THIKA, May 4 – Deputy President William Ruto has urged students to choose their courses wisely to enable them compete effectively in the job market.
Ruto said students should ensure the course of study they undertake would enable them to find employment opportunities.
“I urge students to choose their courses wisely and which can enable them compete effectively in the job market,” said Ruto.
The Deputy President said the government will review the education system in the country with a view to ensuring the curriculum and training offered to students meet the needs of the country as envisaged in the Vision 2030.
“We are working on reforming and reviewing our curriculum so that we provide training that meets the needs of the country,” he said.
He said there was need to identify the talents of pupils at the early stages of education to enable them pursue their careers and exploit them fully.
The Deputy President expressed concern that many students undertook courses they were not familiar with simply because they wanted to have a university degree.
“We have many children at the university doing courses they don’t like because their parents just want them to have university degrees,” said Ruto.
Speaking when he laid a foundation stone for the M-PESA Foundation Academy in Thika town, Kiambu County on Monday, the Deputy President said Kenyans should not condemn millions of children without university degrees.
He said students should develop interest in technical education to provide skills and expertise needed in the development of the country.
“We should not condemn millions of our children merely because they don’t have university degrees. We should also do away with the narratives that only people with university degrees are successful in life,” he said.
“In fact we have many successful people in this world who are without degrees and that they are the richest people in the world. One such person is Bill Gates who owns Microsoft,” added the Deputy President.
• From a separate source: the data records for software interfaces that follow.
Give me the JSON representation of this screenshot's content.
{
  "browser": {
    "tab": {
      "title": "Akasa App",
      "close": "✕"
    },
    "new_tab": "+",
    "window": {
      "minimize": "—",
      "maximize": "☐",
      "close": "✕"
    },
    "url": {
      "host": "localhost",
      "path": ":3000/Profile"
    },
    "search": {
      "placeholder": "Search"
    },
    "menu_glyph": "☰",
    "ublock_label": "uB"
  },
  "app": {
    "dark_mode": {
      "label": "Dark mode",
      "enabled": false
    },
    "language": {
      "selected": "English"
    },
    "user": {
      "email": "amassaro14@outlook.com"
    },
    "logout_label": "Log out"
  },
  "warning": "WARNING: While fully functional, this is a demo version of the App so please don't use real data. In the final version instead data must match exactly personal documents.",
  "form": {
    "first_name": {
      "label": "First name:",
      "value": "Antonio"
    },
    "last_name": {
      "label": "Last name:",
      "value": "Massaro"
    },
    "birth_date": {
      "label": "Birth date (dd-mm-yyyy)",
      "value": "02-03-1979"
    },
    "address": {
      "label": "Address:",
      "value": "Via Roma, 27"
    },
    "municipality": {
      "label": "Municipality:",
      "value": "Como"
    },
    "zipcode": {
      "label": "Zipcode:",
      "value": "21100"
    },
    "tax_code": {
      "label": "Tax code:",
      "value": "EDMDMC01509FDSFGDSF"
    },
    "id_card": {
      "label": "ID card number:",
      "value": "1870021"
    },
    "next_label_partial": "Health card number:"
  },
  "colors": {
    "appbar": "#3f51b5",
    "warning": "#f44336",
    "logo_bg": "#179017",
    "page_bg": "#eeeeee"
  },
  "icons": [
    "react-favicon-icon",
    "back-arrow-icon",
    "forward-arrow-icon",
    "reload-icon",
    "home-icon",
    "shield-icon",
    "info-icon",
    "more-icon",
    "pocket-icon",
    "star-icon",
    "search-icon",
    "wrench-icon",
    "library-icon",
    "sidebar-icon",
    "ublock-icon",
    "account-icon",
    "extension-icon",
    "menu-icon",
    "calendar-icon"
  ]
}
Ruto said the government was keen on the development of technical education to address the shortage of artisans, technicians and engineers in the country.
He said the Jubilee administration has used Sh3billion in the construction of 60 technical training institutes across the country adding that tendering process for construction of another 70 institutes was underway.
“We want youth who can provide the skills, energy and expertise needed in changing the country,” he said.
The Deputy President said Kenyans misunderstood him when he suggested as minister for Higher Education then that priority for funding at public universities should be given to science-based courses.
He said it has become clear that science has driven many countries economies and that there is need to borrow a leaf from such nations for success.
“When I suggested that, may people were quick to accuse me of being biased towards those taking arts subjects and yet I just wanted that as a country we should put our priorities right,” said Ruto.
He said as a nation we should identify our priorities and give more attention to areas that can help accelerate the development efforts of the country especially in the field of technology.
M-PESA Foundation Chairman Michael Joseph said Safaricom would continue to partner with the Government in the development of education in the country.
He said M-PESA has brought sustainable change to Kenyans saying the organization will continue to invest in training of teachers to improve academic standards in the country.
“We will continue to partner with the Government especially in the field of education so as to provide thinkers and leaders who can drive the country forward,” said Joseph.
Other leaders who addressed the occasion included M-PESA Foundation Trustee Bob Collymore, Governor William Kabogo (Kiambu), MP Alice Ng’ang’a (Thika town) and Kiambu Senator Kimani Wamatangi.